Even though our body loves glucose it needs to moderate the levels of glucose in the bloodstream. A steady stream of glucose is preferred to large amounts because consistent excessive amounts can cause problems in our bodies. It’s like filling up the gas tank in your car. You need to put in the proper amount of fuel and have a maximal capacity for storage. You keep the fuel in the gas tank even though there is more room in the trunk of your car. If you fill your trunk with gasoline it would no longer serve its useful purpose as fuel and would be very dangerous.

What if I have too much Sugar?

To prevent our body from excessive glucose levels in the blood we have the hormone insulin to help store the glucose we don’t need as fat. This is like having those handy little red 5-gallon gas containers. When the tank of the car is full we simply start filling our storage containers to save energy for later. Having a little bit of extra fuel on the reserve is always nice, but we don’t need to store extra fuel every single day or we end up with a problem.

So when can I have sugar?

As an athlete sugar is important for refueling our body after exercise. This makes sure that we have enough fuel in the tank the next time we want to go for a drive. If we want to drive fast and race however we don’t want to carry any extra storage containers in the form of fat. That will only impede performance. Most of our diet should consist of healthy fats, lean proteins, and complex carbohydrates in the form of vegetables that will not spike our blood glucose levels.

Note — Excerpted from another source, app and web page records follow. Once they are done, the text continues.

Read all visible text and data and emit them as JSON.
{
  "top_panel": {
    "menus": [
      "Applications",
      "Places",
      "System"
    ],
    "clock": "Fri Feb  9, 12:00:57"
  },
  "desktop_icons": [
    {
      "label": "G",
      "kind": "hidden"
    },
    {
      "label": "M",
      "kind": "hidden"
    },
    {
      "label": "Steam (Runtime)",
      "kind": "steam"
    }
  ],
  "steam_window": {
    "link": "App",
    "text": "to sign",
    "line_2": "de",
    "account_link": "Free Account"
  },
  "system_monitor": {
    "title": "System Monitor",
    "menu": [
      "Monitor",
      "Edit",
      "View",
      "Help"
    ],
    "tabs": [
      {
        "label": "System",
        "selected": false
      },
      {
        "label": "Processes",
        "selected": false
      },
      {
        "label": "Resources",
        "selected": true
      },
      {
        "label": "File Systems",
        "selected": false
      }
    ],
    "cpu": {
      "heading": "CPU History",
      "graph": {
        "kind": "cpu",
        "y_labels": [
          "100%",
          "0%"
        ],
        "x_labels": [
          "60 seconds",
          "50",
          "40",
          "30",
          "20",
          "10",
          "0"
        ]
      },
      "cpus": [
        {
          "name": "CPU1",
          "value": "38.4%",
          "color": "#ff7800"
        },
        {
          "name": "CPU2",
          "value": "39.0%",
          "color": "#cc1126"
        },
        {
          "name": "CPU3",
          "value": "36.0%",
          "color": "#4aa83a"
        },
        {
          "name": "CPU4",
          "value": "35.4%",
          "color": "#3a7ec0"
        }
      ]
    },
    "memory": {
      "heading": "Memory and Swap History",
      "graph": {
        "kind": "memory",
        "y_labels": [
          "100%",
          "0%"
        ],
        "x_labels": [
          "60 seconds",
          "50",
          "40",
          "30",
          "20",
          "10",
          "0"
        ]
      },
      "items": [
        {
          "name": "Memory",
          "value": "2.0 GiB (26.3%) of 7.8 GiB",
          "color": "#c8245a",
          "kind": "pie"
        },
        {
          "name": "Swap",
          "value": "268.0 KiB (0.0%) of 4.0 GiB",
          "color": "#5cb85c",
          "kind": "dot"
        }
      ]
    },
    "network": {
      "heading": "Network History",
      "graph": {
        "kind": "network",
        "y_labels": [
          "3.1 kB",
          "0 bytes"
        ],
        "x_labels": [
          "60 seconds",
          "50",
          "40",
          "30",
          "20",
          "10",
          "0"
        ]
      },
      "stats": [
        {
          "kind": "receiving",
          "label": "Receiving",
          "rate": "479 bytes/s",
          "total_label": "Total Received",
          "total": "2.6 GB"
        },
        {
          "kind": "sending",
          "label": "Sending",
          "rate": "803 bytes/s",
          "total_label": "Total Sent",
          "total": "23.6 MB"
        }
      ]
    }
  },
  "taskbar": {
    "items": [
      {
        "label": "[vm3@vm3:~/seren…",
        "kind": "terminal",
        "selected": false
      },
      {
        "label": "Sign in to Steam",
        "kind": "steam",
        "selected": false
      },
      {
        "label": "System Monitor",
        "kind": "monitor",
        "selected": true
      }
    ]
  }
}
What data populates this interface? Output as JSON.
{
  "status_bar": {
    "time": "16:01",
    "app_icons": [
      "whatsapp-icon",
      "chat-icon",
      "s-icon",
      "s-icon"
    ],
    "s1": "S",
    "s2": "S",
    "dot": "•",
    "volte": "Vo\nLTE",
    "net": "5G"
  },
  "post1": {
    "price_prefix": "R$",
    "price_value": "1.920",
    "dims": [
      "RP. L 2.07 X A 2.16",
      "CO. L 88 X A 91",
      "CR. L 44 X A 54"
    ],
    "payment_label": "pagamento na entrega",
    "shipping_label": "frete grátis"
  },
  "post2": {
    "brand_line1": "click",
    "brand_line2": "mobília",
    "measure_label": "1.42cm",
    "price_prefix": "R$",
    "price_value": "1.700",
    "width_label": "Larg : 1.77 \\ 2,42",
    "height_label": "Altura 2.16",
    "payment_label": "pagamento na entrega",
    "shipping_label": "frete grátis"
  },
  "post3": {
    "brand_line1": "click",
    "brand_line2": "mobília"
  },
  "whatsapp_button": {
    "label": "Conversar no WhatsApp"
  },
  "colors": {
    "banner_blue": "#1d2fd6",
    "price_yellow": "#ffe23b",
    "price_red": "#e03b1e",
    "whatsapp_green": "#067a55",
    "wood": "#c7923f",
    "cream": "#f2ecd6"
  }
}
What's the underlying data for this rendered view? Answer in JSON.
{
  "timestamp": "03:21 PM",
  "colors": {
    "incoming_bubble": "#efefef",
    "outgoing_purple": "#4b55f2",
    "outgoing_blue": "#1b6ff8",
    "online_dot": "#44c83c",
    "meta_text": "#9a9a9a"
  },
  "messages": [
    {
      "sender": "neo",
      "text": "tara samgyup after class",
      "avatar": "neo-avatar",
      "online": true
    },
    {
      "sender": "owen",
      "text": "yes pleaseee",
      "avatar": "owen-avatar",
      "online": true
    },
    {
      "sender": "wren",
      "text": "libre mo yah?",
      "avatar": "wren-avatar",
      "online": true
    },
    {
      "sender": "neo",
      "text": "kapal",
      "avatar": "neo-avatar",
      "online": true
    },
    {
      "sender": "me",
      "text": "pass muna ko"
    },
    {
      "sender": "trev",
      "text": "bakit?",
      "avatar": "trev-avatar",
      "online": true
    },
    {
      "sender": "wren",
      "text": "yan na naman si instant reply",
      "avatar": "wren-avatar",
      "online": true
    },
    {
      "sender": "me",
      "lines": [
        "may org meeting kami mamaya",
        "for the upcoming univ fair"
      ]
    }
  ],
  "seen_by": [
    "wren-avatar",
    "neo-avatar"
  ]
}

If you have questions about the optimal food choices for your diet to optimize performance you need to work with an experienced coach who gets the best out of athletes. Nutrition is a highly personalized journey and can take some refining and tweaking to optimize. Once you dial in what is best for you there is nothing that can get in your way!